To this day, my mother still chats with Iris on the phone multiple times each week. Every time she hangs up the phone, she reminds me of the importance of people. Things are as transitory as they are temporary; they provide no permanent happiness. As fabulous as money can be; it provides no intrinsic joy. But people provide memories and memories last forever. Fantasia, for me, has always been about the people…the family…and the memories…
There is not a day that has passed in the past 50 years where this cute little engine-that-could business has not chugged forward fueled—in large part—on the blood sweat and tears of my mother. I rarely see her in her role as: CEO/president/chief cook and bottle washer at Fantasia. I do, however, get to see her in many of the other roles that she plays: mother/grandmother/friend. From my vantage point, I can say this without equivocation…this business is never more than a thought or two from the one she is having at any given moment.
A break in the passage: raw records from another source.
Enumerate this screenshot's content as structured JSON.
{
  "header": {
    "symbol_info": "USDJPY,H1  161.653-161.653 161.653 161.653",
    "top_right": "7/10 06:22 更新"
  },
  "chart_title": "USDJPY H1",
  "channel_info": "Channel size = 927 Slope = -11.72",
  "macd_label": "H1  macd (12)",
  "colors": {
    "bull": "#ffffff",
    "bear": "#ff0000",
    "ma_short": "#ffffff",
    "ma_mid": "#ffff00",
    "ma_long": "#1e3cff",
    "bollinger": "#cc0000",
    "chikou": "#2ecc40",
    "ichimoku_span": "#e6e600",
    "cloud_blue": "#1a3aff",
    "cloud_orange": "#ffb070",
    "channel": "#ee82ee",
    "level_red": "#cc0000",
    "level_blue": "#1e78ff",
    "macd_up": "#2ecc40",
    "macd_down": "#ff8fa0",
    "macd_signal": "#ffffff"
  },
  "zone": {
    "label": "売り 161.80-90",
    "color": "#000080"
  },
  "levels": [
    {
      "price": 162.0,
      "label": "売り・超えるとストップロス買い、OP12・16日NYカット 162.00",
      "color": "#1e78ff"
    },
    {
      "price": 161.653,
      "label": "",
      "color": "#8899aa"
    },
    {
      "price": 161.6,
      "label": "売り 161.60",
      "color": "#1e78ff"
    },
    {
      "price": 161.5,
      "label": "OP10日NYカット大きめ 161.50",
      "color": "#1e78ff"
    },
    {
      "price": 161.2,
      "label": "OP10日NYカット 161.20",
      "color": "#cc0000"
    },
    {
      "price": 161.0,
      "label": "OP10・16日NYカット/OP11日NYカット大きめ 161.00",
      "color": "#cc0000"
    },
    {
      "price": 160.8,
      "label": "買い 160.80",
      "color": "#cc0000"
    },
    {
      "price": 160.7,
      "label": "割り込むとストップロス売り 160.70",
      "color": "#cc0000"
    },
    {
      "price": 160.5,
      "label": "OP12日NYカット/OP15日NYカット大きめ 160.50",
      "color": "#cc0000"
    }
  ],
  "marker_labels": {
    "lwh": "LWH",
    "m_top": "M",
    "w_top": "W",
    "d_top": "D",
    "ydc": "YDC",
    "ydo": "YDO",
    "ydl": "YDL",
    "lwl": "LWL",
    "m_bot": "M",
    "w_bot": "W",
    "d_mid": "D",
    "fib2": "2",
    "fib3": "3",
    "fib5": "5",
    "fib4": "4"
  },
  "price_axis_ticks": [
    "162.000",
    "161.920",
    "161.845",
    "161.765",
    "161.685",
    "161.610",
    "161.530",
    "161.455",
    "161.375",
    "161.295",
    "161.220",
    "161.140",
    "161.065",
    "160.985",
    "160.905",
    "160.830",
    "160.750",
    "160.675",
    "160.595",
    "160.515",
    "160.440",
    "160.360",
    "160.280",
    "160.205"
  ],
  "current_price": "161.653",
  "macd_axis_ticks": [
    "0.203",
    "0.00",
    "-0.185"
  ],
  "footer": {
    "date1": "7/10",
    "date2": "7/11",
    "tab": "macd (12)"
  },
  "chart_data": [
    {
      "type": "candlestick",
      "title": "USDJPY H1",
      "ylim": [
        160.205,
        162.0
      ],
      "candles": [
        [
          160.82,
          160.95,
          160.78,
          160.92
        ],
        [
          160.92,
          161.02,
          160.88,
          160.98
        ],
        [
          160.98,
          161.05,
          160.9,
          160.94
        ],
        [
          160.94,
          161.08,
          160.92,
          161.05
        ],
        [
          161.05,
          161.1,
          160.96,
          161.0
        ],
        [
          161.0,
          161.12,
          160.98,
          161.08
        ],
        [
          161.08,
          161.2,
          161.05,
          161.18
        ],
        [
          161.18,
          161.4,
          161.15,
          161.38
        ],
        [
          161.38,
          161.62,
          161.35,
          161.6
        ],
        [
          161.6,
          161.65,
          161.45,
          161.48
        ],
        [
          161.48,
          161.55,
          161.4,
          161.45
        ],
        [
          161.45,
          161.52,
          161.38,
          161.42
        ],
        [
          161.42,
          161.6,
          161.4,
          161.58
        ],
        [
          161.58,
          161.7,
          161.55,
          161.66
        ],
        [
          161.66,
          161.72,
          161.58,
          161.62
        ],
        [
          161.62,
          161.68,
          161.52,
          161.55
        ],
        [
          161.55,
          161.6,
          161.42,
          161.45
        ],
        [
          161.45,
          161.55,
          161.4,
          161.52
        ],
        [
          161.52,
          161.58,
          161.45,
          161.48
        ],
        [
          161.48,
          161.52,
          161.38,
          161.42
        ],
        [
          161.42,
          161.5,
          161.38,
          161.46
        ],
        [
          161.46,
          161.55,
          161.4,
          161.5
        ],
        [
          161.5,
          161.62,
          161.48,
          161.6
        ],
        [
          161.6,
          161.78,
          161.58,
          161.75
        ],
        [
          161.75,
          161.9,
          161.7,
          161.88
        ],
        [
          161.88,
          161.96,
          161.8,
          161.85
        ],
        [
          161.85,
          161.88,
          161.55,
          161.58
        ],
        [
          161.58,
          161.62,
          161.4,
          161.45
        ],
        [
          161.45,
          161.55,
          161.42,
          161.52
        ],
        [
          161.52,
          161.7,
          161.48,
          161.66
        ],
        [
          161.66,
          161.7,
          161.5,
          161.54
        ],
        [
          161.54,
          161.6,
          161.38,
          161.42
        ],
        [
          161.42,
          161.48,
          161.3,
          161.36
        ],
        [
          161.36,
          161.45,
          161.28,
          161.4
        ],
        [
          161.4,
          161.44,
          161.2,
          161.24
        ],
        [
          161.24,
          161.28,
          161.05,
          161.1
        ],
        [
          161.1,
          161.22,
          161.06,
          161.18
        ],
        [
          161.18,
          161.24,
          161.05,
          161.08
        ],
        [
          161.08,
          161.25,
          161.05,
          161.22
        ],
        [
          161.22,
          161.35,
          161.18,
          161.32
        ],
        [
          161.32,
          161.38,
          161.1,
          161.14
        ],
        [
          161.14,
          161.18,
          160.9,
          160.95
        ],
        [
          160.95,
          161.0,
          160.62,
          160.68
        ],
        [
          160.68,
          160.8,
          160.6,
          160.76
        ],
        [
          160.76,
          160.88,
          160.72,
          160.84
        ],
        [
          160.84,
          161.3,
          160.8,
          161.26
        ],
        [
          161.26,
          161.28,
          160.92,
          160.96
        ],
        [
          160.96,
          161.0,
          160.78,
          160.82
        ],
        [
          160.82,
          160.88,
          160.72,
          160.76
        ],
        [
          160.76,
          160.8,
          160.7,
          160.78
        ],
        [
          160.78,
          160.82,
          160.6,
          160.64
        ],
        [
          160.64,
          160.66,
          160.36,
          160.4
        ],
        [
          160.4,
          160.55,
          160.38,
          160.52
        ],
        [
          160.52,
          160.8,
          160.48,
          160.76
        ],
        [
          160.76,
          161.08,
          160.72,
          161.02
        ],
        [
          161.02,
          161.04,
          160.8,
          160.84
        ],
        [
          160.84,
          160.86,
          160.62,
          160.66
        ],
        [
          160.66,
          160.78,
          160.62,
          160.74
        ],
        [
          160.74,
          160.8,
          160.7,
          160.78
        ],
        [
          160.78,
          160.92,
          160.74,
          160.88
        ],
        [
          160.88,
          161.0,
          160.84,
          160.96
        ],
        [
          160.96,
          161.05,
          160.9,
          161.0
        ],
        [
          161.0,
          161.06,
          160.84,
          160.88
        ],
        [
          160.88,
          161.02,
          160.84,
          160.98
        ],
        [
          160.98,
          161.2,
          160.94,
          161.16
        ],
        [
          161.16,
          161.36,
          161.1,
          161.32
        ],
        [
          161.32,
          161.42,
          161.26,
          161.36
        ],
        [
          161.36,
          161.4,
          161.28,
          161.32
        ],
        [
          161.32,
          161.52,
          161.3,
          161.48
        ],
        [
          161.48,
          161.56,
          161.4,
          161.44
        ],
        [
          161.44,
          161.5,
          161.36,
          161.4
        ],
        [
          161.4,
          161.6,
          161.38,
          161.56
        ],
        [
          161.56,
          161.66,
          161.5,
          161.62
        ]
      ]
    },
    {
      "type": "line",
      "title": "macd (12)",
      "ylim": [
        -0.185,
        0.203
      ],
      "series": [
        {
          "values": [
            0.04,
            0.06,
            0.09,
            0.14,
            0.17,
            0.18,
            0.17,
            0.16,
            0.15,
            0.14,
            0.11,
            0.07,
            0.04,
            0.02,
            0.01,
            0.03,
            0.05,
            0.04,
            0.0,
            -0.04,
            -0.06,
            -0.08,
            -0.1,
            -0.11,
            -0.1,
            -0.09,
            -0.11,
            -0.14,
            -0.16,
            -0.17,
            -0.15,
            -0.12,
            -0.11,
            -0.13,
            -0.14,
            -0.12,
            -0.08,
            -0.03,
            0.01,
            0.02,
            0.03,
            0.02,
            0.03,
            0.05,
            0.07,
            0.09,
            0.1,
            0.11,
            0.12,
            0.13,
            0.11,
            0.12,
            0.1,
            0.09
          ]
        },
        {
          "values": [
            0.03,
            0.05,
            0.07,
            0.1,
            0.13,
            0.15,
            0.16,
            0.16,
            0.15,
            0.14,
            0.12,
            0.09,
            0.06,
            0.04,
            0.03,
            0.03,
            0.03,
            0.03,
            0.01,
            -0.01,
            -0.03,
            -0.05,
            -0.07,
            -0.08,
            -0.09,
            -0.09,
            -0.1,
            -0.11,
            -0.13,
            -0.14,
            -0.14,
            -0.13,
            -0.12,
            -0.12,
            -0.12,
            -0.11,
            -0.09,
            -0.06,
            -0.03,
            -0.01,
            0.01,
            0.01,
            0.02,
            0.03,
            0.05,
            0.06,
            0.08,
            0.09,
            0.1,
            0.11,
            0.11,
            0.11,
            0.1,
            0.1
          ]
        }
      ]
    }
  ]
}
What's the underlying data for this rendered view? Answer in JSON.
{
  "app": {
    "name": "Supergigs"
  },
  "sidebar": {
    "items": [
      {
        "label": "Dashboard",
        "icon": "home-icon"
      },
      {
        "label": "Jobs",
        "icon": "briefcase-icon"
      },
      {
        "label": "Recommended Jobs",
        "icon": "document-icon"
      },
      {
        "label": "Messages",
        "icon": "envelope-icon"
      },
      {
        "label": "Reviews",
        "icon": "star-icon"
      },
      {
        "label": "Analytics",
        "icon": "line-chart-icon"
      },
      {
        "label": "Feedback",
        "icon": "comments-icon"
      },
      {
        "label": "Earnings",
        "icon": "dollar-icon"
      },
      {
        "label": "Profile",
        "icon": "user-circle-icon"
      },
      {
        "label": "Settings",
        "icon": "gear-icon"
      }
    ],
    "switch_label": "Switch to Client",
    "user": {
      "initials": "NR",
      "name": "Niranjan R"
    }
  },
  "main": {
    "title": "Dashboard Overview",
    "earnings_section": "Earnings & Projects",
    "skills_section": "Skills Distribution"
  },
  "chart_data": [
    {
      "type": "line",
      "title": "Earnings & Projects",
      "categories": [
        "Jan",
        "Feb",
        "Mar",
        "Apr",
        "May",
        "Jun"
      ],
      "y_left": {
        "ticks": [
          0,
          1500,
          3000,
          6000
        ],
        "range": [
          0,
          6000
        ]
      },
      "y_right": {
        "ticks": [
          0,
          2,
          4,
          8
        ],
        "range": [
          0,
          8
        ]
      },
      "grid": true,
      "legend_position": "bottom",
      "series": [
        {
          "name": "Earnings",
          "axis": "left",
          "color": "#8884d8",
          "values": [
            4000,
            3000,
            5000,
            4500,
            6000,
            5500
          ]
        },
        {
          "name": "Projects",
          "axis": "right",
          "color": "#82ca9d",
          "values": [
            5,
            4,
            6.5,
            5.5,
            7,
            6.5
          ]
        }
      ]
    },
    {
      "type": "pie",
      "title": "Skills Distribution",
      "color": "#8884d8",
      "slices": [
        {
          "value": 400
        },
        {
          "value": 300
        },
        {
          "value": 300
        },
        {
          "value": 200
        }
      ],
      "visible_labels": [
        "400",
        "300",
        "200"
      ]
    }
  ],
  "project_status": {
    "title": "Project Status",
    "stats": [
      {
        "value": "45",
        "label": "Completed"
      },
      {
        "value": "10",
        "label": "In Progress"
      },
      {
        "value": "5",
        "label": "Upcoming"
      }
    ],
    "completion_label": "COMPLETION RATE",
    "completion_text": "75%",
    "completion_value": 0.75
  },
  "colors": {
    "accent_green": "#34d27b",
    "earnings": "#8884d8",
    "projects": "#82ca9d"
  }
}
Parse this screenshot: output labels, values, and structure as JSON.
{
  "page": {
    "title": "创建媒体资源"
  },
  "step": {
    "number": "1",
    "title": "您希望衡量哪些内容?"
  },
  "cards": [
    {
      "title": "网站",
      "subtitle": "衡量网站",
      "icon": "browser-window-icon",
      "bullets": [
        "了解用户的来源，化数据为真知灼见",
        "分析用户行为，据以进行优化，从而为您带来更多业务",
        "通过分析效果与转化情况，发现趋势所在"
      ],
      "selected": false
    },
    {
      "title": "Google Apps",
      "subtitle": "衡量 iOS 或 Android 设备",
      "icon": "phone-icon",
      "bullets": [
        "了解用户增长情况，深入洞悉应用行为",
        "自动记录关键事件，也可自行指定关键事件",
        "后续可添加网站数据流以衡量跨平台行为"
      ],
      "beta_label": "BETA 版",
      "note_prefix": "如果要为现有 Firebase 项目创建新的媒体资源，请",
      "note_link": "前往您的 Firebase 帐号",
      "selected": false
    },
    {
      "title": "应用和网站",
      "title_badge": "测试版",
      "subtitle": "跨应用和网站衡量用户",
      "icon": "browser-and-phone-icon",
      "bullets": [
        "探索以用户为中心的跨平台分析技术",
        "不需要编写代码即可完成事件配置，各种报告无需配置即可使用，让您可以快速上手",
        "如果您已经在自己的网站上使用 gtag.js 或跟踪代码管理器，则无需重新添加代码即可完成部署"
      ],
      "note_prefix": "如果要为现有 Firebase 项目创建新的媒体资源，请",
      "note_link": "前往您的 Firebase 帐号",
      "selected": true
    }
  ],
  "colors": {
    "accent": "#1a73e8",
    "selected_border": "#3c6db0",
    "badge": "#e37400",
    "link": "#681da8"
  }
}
My mother loves this business, she loves the employees that work with her, she loves the clients that choose to patronize it and she revels in the immense happiness, success and memories that 50 years of Fantasia have seen facilitated.
It is often hard for me to see my mother as a super hero, especially when I have to show her how to operate the Comcast universal remote for the 17th time or explain the intricacies of how her internet access actually works. But folks, you must understand that she grew up in some of the most modest settings imaginable. And if you need help imagining, think a couple clicks outside of Little House on the Prairie. She has often told me of the time when her mother told her on the eve of her high school graduation: “you have to leave, there is nothing for you here.” And with literally no notion that opening one’s own business was nowhere near as difficult as running it successfully for 50 years, she did both…
I have often questioned the business decisions that have come to pass over the years. I remember thinking that when we were lugging the exercise machines into the basement of the building that I would be lugging them back out in a few months. I remember thinking that there was much too much clothing and accessories for sale at a place that was supposed to be a hair & nail salon. And I can’t tell you how many questionable coats of paint I have applied at “the shop” that I was positive I would be “refreshing” with a new color in 18 months or less. But the one thing I have nary had occasion to question was my mother’s passion for this business and for the people. For her, the focus was always right and true…the people have been and will always be the focus.
Grandma Ellen and Grandpa Harry would be so immensely proud of you on this day. For I feel that they always knew in some way that your destiny lie outside of the friendly confines of “the country”. And although at the time they could not have envisioned “the shop” as that destiny, it was truly your vision that brought it to life. And it is that same vision that moves it forward today. And so today we celebrate 50 years of that vision. Congratulations, Mom.